It's a tale of two rings, one lost and one found, both in Florida.
A couple in Florida is desperately trying to find a lost $350,000 10-carat ring that disappeared from their house on Dec. 23. The next day, another Florida man reunited a 75-year-old man with his grandmother's ring that had been lost since the 1930s.
The missing ring was last seen on Dec. 23 when the owner put it in a cup on top of her dresser in her home in Martin County, Fla. When it disappeared, the couple hired leading Florida private investigator John Milano to search for the bauble.
"We're trying every route we can possibly think of. She is distraught beyond compare," Milano told ABCNews.com. "I don't think anybody who has it knows the value of it, if they do have it."
Milano has performed polygraph tests on the staff who works in the house. Two were cleared right away and another is pending. The couple and Milano believe the ring was stolen and not misplaced.
"We are pretty convinced that it was removed. It wasn't lost," he said.
The sparkler is very unusual, and Milano said it would be extremely difficult to sell and go undetected.
"The main stone is an oddity, a 10.38-carat emerald cut diamond," Milano said. "The side diamonds are also one carat each and kite-shaped, which is an unusual cut."

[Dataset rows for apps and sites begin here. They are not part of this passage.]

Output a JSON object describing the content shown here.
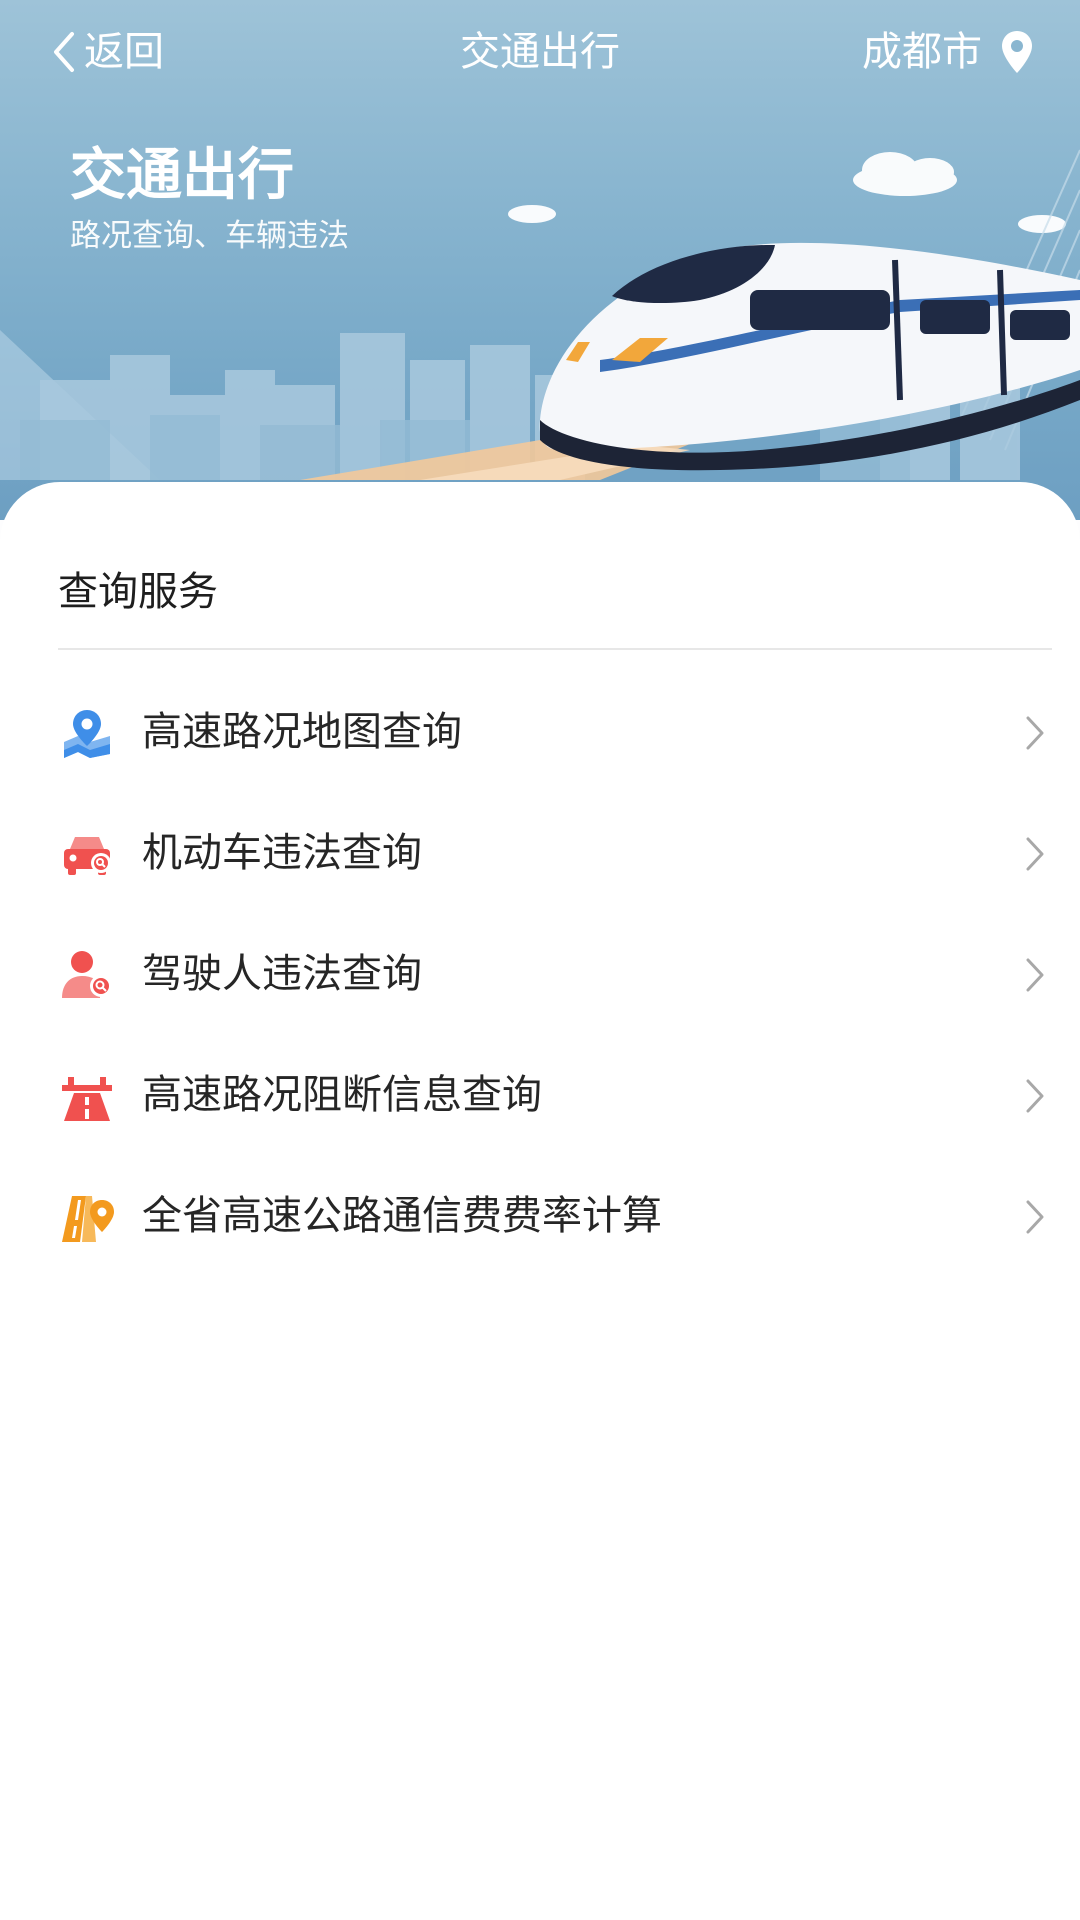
{
  "nav": {
    "back_label": "返回",
    "title": "交通出行",
    "city": "成都市"
  },
  "hero": {
    "title": "交通出行",
    "subtitle": "路况查询、车辆违法"
  },
  "section": {
    "title": "查询服务"
  },
  "services": [
    {
      "label": "高速路况地图查询",
      "icon": "map-location-icon",
      "color": "#3f8ee8"
    },
    {
      "label": "机动车违法查询",
      "icon": "car-search-icon",
      "color": "#f0514f"
    },
    {
      "label": "驾驶人违法查询",
      "icon": "driver-search-icon",
      "color": "#f0514f"
    },
    {
      "label": "高速路况阻断信息查询",
      "icon": "highway-blocked-icon",
      "color": "#f0514f"
    },
    {
      "label": "全省高速公路通信费费率计算",
      "icon": "road-toll-icon",
      "color": "#f39a1e"
    }
  ],
  "colors": {
    "hero_sky": "#8ab6d0",
    "text_primary": "#262626",
    "arrow": "#a8a8a8"
  }
}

Beyond the house staff, Milano has looked into local pawn stores, places that purchase gold and dealers in New York, a diamond market hub. Though he has extensive investigative experience, Milano said this ring was a first.
"I've never looked for anything like this at all. Lots of cheating spouses ... we do mostly criminal defense, a few missing cars and motorcycles, but other than that, I've never looked for a $350,000 ring, that's for sure," he said, laughing.
The couple has not filed a police report because they wish to remain anonymous for privacy and security reasons, Milano said. But they hope that media exposure of the ring will lead to its return. They are also offering a $5,000 reward for information leading to the ring.
As Milano searches fervently for the ring, a Florida man who was not even looking for a ring found a family treasure that had been missing for at least 80 years.
Reed Banjanin, 38, is an electronics technician for AT&T in the Orlando area, and an avid diver. He lives in the Springs, a gated subdivision with a private spring. From 1930 to 1965, however, the spring was open to the public.
After diving in the spring several times a week for months, Banjanin grew bored of the location and stopped until July 2012, when "something compelled me to go down" with his underwater metal detector, he told ABCNews.com.
"I went down there and right at the mouth of the cave where everything settles, in a crevice, I got a hit," Banjanin said. "I dug down and there was a gold ring sitting there in perfect condition."
The gold ring was a class ring from the Women's College of Mississippi. The year 1923 was on it, and the name Louise Hearst was engraved in a pretty font on the inside.
"I just felt compelled to find the owner of this ring," Banjanin said.
He found out right away that the Women's College of Mississippi had become the William Carey University, located in Hattiesberg, Miss. He found Hearst in an online class record, but all it had was her name and graduation date.
Banjanin spent about a month looking for clues about a Louise Hearst in Hattiesberg but continually hit dead ends and was unsure what to do next.